Armed with my provisions, I set out to follow the recipes, just as precisely as I could. That proved to be a bit of a problem too. How many chips were in a medium bag I wondered, then decided that I couldn't be bothered and just used half the content of the large Kettle Chips bag. Four eggs were whipped in a large bowl, then the content of half the bag of Kettle Chips went in, all broken and crushed of course. The recipe said to wait 5 minutes for the potatoes to soften up properly. So I waited the requisite time. The potatoes still didn't look very soft to me, but Ferran said five minutes and who was I to argue with him. So, the pan came out, - the smallest one I got, in fact it was so small it wasn't a pan at all, but a lid for another Le Creuset sauce pan - then in went lots of olive oil and the eggy-chips concoction. That was about it for the tortilla, now my attention could turn to the chicken.
The recipe for the chicken called for first cutting up the chicken and reserving the juices for the sauce. Um, what juice? My chicken was nearly as dry as the styrofoam tray it came in. It was also rather large. I'd bet it was at least a third bigger than its cousin that Ferran was cutting up in the photo. Oh well, what was a girl to do?
So the chicken dish got made, with dried apricots and cranberries and raisins and even some pine nuts. Oh, right, and a piece or two of lemon rind thrown in for good measure. I couldn't find any Sherry in the house so I used Sweet Vermouth instead, close enough, really.
Then the simple dessert. I intentionally skipped the super delicious farmers market apricots and got some rather pedestrian looking ones from the store, to keep in the spirit of the book. The apricots got halved, smeared with vanilla seeds scraped from a pod, and then drizzled liberally with honey. A few strains of saffrons went on top and the entire thing got wrapped neatly in a foil package, and in it went in the oven for 10 minutes.
How did everything turn out, you asked? Well, let's just say I'd stick with the classic tortilla espagnole. If it ain't broke, if it ain't broke, my friends. The chicken was quite delicious, though the lack of juice from my chicken meant that I had precious few drops of sauce to go around, particularly on the huge American bird. Next time I'll just add more liquor, that should do it. And then the dessert, the apricots -and the gloriously golden, honey and saffron infused, sauce- were served with vanilla icecream, store-bought of course. It was quite a nice way of fancying up dowdy and tasteless supermarket apricots. You really should try this at home.
I've got a few more recipes in this book that I want to try.

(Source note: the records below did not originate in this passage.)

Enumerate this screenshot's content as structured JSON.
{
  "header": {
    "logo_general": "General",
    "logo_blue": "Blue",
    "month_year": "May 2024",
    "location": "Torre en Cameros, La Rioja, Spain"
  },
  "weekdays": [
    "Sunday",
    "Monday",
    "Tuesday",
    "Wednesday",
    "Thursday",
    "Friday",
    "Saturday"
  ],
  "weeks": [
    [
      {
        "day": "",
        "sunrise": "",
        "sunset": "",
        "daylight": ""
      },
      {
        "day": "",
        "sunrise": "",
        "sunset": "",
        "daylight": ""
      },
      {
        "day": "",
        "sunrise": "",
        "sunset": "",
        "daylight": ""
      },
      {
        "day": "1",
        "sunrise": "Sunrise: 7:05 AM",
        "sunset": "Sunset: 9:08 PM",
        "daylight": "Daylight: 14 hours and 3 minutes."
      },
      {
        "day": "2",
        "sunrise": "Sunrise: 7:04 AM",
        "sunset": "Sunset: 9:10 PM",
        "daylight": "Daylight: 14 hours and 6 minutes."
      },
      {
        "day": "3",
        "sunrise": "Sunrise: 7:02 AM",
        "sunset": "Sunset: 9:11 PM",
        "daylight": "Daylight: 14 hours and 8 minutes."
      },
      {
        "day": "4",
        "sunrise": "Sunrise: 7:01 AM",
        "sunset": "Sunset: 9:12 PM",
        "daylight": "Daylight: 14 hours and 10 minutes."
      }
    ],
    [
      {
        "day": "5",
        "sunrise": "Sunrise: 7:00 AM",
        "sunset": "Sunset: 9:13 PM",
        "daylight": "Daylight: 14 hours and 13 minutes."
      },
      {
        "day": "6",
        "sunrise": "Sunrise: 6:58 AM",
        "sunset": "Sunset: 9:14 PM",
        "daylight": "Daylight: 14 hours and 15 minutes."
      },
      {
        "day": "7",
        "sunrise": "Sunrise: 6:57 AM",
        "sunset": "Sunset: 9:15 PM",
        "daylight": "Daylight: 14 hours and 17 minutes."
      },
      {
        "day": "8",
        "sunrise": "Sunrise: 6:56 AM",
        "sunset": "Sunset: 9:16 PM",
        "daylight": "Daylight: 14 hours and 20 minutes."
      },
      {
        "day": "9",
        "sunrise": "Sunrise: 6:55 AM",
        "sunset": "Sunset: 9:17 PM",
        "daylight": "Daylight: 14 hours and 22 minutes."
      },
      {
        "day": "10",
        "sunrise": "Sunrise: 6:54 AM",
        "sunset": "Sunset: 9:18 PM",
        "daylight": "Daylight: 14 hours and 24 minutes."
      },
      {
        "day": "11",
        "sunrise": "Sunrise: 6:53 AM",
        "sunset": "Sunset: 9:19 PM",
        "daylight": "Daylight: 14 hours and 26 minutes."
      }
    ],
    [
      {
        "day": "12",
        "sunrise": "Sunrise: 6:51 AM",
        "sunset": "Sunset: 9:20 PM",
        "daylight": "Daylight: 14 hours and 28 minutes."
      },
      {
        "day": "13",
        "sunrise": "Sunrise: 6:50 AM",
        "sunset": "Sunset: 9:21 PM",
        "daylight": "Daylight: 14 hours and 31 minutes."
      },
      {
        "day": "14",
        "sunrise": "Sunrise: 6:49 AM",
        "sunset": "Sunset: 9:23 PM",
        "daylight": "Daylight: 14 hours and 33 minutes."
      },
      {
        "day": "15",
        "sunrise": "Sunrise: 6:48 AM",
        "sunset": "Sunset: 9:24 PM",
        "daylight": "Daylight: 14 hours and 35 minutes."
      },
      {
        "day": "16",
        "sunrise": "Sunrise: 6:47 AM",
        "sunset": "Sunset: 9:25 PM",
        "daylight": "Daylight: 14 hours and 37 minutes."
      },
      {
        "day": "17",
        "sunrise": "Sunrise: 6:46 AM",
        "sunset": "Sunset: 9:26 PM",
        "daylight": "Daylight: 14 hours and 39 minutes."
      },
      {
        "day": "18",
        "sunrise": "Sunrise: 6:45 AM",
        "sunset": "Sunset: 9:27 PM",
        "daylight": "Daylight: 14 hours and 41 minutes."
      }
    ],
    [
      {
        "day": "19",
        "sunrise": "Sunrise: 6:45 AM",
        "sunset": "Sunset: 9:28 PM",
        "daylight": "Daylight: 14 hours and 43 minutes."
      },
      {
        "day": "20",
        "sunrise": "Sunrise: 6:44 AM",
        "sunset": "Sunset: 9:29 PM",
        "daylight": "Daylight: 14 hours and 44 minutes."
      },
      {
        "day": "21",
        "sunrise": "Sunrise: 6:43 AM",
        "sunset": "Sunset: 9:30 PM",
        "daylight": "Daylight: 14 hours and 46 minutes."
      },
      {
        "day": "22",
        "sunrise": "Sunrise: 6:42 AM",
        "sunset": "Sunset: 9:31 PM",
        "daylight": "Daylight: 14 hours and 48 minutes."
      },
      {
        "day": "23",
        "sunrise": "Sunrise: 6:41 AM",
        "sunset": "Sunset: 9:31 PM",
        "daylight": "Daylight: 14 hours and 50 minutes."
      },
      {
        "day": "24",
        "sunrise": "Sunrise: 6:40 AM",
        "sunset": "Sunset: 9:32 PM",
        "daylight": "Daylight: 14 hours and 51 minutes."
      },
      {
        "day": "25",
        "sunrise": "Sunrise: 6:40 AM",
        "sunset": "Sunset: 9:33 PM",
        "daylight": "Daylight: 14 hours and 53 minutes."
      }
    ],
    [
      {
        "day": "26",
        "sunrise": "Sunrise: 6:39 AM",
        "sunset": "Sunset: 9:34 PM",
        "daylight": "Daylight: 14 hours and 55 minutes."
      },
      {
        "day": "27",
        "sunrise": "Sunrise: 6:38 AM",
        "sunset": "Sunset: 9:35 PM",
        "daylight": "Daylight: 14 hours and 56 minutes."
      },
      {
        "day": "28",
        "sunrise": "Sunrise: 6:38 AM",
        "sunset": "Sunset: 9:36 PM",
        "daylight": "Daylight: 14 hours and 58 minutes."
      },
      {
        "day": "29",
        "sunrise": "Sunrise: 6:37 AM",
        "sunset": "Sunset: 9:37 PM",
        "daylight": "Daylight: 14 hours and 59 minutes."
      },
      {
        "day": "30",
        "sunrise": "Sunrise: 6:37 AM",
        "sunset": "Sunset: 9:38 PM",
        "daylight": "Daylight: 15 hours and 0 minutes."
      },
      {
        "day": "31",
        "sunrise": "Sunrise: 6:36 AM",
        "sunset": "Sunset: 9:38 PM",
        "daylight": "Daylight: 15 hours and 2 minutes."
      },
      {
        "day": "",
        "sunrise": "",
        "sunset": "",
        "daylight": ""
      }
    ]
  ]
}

Well, as soon as I get myself an iSi Sifon I'll play with some foam stuff for sure. I'll keep you posted on my progress. In the meantime, you can order this book directly from the restaurant. If you can't make it to elBulli, then perhaps this book will bring a little bit of elBulli to you.